**Website and app data records:**
++++

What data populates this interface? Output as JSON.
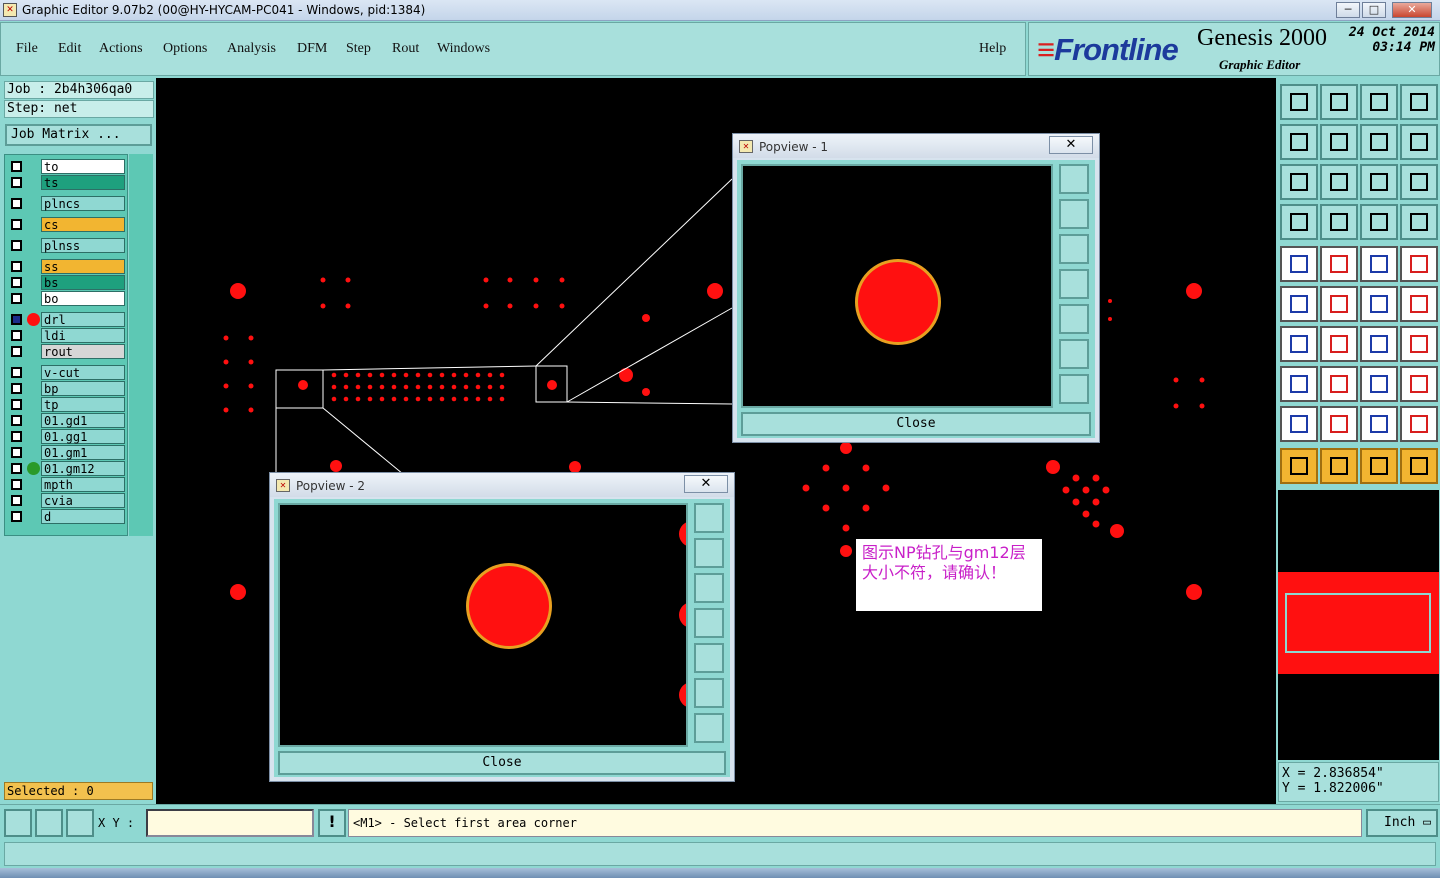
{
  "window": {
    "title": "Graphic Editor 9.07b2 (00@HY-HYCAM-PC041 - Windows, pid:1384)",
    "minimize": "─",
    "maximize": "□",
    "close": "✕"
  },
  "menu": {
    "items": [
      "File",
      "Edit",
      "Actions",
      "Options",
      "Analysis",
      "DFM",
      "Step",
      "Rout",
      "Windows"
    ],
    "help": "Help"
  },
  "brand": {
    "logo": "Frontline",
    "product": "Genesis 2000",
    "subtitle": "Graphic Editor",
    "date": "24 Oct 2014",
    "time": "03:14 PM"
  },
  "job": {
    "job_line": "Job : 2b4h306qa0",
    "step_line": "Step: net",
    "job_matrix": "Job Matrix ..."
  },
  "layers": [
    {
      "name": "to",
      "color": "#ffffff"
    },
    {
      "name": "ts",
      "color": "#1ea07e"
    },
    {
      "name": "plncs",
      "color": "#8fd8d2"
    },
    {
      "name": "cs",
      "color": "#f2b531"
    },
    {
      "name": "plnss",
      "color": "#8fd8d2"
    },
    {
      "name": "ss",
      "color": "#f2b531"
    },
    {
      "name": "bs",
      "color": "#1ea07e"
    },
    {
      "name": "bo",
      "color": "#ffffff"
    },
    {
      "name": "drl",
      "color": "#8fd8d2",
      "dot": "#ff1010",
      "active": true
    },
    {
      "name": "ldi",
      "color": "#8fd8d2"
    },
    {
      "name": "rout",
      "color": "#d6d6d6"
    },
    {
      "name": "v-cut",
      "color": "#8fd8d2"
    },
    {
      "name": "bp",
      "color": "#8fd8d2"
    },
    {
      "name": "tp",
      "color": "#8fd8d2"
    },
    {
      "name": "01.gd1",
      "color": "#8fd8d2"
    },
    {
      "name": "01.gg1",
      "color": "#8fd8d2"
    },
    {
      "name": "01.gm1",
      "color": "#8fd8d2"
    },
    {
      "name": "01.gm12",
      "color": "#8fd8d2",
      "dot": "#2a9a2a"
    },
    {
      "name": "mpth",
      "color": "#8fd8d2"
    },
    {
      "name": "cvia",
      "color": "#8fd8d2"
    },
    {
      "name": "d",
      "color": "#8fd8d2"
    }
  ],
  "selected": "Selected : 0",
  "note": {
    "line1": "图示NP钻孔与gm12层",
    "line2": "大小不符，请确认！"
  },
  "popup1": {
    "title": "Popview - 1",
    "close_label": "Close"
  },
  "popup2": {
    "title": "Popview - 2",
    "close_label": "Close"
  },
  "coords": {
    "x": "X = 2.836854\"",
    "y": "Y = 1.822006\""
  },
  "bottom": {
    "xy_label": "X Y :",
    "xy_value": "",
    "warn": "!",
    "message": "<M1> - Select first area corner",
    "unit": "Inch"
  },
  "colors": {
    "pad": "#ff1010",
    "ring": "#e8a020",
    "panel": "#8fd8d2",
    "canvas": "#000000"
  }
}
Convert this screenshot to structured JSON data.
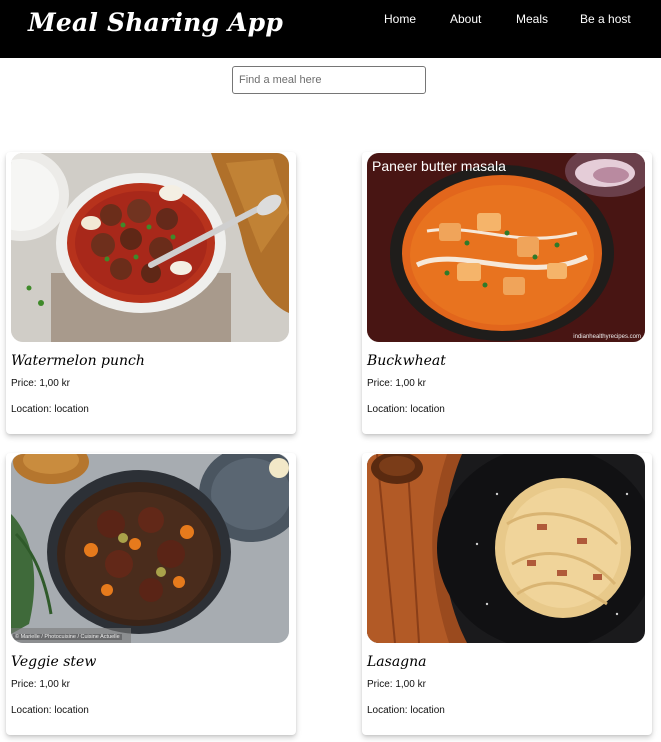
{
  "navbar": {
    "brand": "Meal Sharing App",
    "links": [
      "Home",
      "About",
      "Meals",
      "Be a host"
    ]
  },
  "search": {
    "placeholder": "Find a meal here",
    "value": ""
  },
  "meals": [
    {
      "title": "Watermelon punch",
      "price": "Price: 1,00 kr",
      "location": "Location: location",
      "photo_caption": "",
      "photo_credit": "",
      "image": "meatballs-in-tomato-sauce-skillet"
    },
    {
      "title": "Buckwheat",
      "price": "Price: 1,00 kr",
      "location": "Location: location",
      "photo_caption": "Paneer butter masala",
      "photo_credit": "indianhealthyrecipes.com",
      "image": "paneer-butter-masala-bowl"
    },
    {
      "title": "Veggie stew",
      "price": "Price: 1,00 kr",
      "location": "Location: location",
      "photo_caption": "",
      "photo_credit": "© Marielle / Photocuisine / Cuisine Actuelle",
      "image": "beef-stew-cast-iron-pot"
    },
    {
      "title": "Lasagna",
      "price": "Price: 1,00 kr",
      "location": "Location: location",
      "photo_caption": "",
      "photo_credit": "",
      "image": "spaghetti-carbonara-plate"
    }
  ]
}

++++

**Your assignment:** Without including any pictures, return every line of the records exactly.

**Expected answer:**
What data populates this interface? Output as JSON.
{
  "window": {
    "title": "Graphic Editor 9.07b2 (00@HY-HYCAM-PC041 - Windows, pid:1384)",
    "minimize": "─",
    "maximize": "□",
    "close": "✕"
  },
  "menu": {
    "items": [
      "File",
      "Edit",
      "Actions",
      "Options",
      "Analysis",
      "DFM",
      "Step",
      "Rout",
      "Windows"
    ],
    "help": "Help"
  },
  "brand": {
    "logo": "Frontline",
    "product": "Genesis 2000",
    "subtitle": "Graphic Editor",
    "date": "24 Oct 2014",
    "time": "03:14 PM"
  },
  "job": {
    "job_line": "Job : 2b4h306qa0",
    "step_line": "Step: net",
    "job_matrix": "Job Matrix ..."
  },
  "layers": [
    {
      "name": "to",
      "color": "#ffffff"
    },
    {
      "name": "ts",
      "color": "#1ea07e"
    },
    {
      "name": "plncs",
      "color": "#8fd8d2"
    },
    {
      "name": "cs",
      "color": "#f2b531"
    },
    {
      "name": "plnss",
      "color": "#8fd8d2"
    },
    {
      "name": "ss",
      "color": "#f2b531"
    },
    {
      "name": "bs",
      "color": "#1ea07e"
    },
    {
      "name": "bo",
      "color": "#ffffff"
    },
    {
      "name": "drl",
      "color": "#8fd8d2",
      "dot": "#ff1010",
      "active": true
    },
    {
      "name": "ldi",
      "color": "#8fd8d2"
    },
    {
      "name": "rout",
      "color": "#d6d6d6"
    },
    {
      "name": "v-cut",
      "color": "#8fd8d2"
    },
    {
      "name": "bp",
      "color": "#8fd8d2"
    },
    {
      "name": "tp",
      "color": "#8fd8d2"
    },
    {
      "name": "01.gd1",
      "color": "#8fd8d2"
    },
    {
      "name": "01.gg1",
      "color": "#8fd8d2"
    },
    {
      "name": "01.gm1",
      "color": "#8fd8d2"
    },
    {
      "name": "01.gm12",
      "color": "#8fd8d2",
      "dot": "#2a9a2a"
    },
    {
      "name": "mpth",
      "color": "#8fd8d2"
    },
    {
      "name": "cvia",
      "color": "#8fd8d2"
    },
    {
      "name": "d",
      "color": "#8fd8d2"
    }
  ],
  "selected": "Selected : 0",
  "note": {
    "line1": "图示NP钻孔与gm12层",
    "line2": "大小不符，请确认！"
  },
  "popup1": {
    "title": "Popview - 1",
    "close_label": "Close"
  },
  "popup2": {
    "title": "Popview - 2",
    "close_label": "Close"
  },
  "coords": {
    "x": "X = 2.836854\"",
    "y": "Y = 1.822006\""
  },
  "bottom": {
    "xy_label": "X Y :",
    "xy_value": "",
    "warn": "!",
    "message": "<M1> - Select first area corner",
    "unit": "Inch"
  },
  "colors": {
    "pad": "#ff1010",
    "ring": "#e8a020",
    "panel": "#8fd8d2",
    "canvas": "#000000"
  }
}
Convert this screenshot to structured JSON data.
{
  "navbar": {
    "brand": "Meal Sharing App",
    "links": [
      "Home",
      "About",
      "Meals",
      "Be a host"
    ]
  },
  "search": {
    "placeholder": "Find a meal here",
    "value": ""
  },
  "meals": [
    {
      "title": "Watermelon punch",
      "price": "Price: 1,00 kr",
      "location": "Location: location",
      "photo_caption": "",
      "photo_credit": "",
      "image": "meatballs-in-tomato-sauce-skillet"
    },
    {
      "title": "Buckwheat",
      "price": "Price: 1,00 kr",
      "location": "Location: location",
      "photo_caption": "Paneer butter masala",
      "photo_credit": "indianhealthyrecipes.com",
      "image": "paneer-butter-masala-bowl"
    },
    {
      "title": "Veggie stew",
      "price": "Price: 1,00 kr",
      "location": "Location: location",
      "photo_caption": "",
      "photo_credit": "© Marielle / Photocuisine / Cuisine Actuelle",
      "image": "beef-stew-cast-iron-pot"
    },
    {
      "title": "Lasagna",
      "price": "Price: 1,00 kr",
      "location": "Location: location",
      "photo_caption": "",
      "photo_credit": "",
      "image": "spaghetti-carbonara-plate"
    }
  ]
}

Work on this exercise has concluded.